What Are Some Facts and Traditions About Leap Years?

Leap years have inspired many myths, legends, customs, and superstitions around the world. Here are some of them:

  • In some cultures, leap years are considered unlucky or ominous. For example, in Scotland, it was believed that leap years were bad for livestock. In Greece, it was considered unlucky to get married in a leap year. In Italy, there is a proverb that says “anno bisesto, anno funesto”, which means “leap year, doom year”.
  • In other cultures, leap years are seen as an opportunity or a blessing. For example, in Ireland, there is a tradition that women can propose to men on leap day, which is also known as Bachelor’s Day. This custom is said to have originated from a deal between St. Bridget and St. Patrick in the 5th century, when St. Bridget complained that women had to wait too long for men to propose. St. Patrick agreed to grant women one day every four years to pop the question. According to some versions of the legend, men who refused a leap day proposal had to pay a fine, such as a kiss, a dress, or a pair of gloves.
  • In some countries, leap day is celebrated as a special occasion or a holiday. For example, in Taiwan, married daughters traditionally return to their parents’ home on leap month, and bring pig trotter noodles to wish their parents good health and fortune. In Anthony, Texas and Anthony, New Mexico, there is an annual leap year festival that includes a guided trip to Aztec Cave, “fun at the horse farm” and square dancing.
  • In some fields, leap years have influenced the development of science, art, and literature. For example, the English poet Lord Byron was born on a leap day in 1788, and he used the occasion to reflect on his life and works in his journal. He wrote: “I have now existed for 32 years and a quarter of a century, or more. I hardly know why, but I do know that I have lived a strange sort of life, perils by land, water, and air, and all that sort of thing. Another example is the Swedish chemist Svante Arrhenius, who proposed the theory of electrolytic dissociation on a leap day in 1884, which earned him the Nobel Prize in Chemistry in 1903.

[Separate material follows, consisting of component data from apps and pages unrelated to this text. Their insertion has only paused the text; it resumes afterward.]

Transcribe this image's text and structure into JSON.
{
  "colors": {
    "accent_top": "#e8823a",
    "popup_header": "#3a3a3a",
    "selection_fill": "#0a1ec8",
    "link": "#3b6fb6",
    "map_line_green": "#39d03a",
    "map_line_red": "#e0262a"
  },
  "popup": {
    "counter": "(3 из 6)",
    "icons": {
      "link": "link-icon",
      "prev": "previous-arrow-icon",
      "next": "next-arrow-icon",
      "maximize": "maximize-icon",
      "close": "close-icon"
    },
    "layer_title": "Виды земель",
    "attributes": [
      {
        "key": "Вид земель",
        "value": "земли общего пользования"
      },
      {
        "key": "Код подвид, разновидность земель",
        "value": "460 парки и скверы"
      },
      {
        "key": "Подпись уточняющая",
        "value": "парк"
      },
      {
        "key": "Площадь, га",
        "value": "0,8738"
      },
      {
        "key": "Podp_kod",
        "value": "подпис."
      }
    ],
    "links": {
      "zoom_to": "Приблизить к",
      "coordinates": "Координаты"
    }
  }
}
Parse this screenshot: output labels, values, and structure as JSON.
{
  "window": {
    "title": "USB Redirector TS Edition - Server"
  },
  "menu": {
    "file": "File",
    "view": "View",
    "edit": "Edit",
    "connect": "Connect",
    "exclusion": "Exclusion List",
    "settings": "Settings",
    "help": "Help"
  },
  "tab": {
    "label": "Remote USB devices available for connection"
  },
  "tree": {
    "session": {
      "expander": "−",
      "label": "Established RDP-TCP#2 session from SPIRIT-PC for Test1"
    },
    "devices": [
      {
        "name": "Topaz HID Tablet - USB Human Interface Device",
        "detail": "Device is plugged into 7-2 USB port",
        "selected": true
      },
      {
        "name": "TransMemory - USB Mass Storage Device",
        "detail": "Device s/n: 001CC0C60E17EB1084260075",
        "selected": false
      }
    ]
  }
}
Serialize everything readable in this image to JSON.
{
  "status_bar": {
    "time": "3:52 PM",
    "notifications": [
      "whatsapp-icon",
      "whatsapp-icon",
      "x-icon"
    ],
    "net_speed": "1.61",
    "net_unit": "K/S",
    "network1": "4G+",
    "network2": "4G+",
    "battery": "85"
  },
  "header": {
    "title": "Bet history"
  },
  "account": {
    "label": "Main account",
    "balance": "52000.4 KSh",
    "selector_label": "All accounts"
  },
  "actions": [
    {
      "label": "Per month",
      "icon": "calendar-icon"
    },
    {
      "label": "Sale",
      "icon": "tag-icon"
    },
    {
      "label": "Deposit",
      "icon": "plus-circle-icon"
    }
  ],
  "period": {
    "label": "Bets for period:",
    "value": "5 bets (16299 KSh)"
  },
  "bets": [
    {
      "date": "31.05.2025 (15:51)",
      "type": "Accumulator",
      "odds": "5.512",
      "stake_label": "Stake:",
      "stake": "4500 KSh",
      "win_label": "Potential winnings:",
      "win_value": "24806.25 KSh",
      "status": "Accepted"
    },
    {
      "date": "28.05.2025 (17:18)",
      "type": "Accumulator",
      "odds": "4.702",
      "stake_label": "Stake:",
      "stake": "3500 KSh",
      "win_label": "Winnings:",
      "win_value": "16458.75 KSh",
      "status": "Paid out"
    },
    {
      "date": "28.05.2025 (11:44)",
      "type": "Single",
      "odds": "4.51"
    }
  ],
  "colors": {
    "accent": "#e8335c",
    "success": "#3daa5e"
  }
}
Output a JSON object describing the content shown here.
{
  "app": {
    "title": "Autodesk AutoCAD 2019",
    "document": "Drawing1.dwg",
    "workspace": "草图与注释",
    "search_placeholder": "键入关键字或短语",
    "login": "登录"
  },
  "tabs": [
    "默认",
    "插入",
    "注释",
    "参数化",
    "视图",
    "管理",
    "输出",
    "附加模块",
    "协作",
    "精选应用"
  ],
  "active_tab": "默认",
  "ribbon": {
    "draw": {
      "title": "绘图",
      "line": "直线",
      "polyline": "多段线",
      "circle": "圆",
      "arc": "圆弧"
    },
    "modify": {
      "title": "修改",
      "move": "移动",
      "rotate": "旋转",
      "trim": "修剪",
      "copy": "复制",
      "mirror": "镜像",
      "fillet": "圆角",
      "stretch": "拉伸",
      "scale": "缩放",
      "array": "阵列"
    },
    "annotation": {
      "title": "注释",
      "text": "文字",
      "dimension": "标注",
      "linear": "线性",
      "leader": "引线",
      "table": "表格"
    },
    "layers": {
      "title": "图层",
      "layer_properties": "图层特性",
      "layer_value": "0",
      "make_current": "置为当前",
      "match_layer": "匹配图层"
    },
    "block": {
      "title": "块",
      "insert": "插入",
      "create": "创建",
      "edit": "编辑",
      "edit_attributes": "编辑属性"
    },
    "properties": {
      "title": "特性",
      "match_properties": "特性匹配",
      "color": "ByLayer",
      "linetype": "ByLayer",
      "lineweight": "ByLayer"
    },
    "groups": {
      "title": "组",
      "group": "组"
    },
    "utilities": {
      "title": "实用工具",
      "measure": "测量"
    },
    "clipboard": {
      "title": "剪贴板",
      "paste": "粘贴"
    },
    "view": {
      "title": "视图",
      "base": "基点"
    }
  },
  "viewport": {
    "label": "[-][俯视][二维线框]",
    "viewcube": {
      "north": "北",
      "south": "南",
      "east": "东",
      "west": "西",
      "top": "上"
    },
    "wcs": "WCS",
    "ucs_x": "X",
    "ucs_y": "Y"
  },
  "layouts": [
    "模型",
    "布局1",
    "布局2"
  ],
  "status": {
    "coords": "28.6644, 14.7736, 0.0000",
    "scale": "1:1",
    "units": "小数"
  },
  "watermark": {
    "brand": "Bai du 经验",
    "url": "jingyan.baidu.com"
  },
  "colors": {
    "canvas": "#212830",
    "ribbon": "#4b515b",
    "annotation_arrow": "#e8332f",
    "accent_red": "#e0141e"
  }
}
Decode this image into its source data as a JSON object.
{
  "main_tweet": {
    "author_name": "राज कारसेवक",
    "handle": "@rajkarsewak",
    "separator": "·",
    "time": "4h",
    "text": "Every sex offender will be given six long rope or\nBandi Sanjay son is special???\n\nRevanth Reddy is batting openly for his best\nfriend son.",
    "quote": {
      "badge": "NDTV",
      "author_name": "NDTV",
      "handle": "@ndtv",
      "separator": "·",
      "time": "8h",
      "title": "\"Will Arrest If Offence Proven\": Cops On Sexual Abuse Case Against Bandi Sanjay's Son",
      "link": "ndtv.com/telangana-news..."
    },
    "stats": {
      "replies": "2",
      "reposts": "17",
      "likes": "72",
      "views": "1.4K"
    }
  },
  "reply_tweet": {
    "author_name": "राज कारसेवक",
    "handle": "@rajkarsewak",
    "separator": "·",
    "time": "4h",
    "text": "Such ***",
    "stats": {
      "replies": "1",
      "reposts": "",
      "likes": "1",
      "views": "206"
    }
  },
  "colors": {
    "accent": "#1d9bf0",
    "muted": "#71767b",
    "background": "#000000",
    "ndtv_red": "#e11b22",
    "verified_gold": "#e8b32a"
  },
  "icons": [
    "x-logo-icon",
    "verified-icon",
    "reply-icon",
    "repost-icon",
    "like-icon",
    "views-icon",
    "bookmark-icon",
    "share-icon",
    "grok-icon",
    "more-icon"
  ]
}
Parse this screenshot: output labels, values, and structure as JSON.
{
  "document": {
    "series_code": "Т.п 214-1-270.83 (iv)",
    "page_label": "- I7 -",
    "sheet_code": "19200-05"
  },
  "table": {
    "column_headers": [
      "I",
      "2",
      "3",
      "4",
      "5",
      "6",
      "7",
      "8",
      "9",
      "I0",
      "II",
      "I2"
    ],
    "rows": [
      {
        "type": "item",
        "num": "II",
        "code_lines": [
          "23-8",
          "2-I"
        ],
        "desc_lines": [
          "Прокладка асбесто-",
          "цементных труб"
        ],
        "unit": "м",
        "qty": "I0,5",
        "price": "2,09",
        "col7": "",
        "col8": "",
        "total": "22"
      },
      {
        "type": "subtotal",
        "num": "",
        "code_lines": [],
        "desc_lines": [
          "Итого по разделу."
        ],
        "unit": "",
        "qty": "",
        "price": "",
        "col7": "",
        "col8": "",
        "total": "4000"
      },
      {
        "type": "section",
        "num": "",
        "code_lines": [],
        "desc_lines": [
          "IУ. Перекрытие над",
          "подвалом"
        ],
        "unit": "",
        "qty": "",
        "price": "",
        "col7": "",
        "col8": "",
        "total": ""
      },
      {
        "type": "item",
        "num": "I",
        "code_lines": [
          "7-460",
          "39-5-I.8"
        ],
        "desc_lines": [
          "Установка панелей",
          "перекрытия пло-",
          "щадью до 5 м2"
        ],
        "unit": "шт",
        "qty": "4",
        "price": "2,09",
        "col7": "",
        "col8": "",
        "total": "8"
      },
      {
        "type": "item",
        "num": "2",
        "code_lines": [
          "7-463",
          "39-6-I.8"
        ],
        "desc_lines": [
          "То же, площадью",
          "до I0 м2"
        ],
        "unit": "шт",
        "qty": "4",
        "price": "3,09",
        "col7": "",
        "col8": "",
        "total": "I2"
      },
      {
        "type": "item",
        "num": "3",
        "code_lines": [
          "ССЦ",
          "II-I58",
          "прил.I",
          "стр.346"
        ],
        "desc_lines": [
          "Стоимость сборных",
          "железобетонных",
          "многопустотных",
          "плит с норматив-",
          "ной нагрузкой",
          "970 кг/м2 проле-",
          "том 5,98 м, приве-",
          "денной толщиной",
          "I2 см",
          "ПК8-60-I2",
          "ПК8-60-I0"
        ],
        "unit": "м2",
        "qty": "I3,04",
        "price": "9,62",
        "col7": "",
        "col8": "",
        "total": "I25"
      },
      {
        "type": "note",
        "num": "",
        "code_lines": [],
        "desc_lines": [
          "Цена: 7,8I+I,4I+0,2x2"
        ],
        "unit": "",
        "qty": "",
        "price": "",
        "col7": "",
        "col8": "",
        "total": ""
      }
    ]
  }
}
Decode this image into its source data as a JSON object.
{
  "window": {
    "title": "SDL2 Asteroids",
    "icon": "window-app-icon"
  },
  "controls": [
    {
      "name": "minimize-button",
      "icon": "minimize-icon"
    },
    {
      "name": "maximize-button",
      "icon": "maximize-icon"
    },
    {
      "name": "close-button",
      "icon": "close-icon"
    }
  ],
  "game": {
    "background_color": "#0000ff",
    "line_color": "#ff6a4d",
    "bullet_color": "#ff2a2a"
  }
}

“A leap year is just as annoying as switching to and from Daylight Savings Time. They mess up my schedule and my plans. I always forget that February has 29 days, and I end up missing deadlines, appointments, or birthdays. I think it’s a hassle to adjust to a different calendar and deal with the consequences.” – Mark, a 32-year-old accountant from London, UK.


Leap years are a fascinating and mysterious phenomenon that affect our lives in various ways. They are a result of the complex relationship between our calendar and the Earth’s movement around the Sun. They are also a source of many myths, legends, customs, and superstitions around the world. They can be seen as a blessing or a curse, depending on how we perceive them and what we do with them. Whether you love them or hate them, leap years are here to stay, and they will continue to shape our history and our future.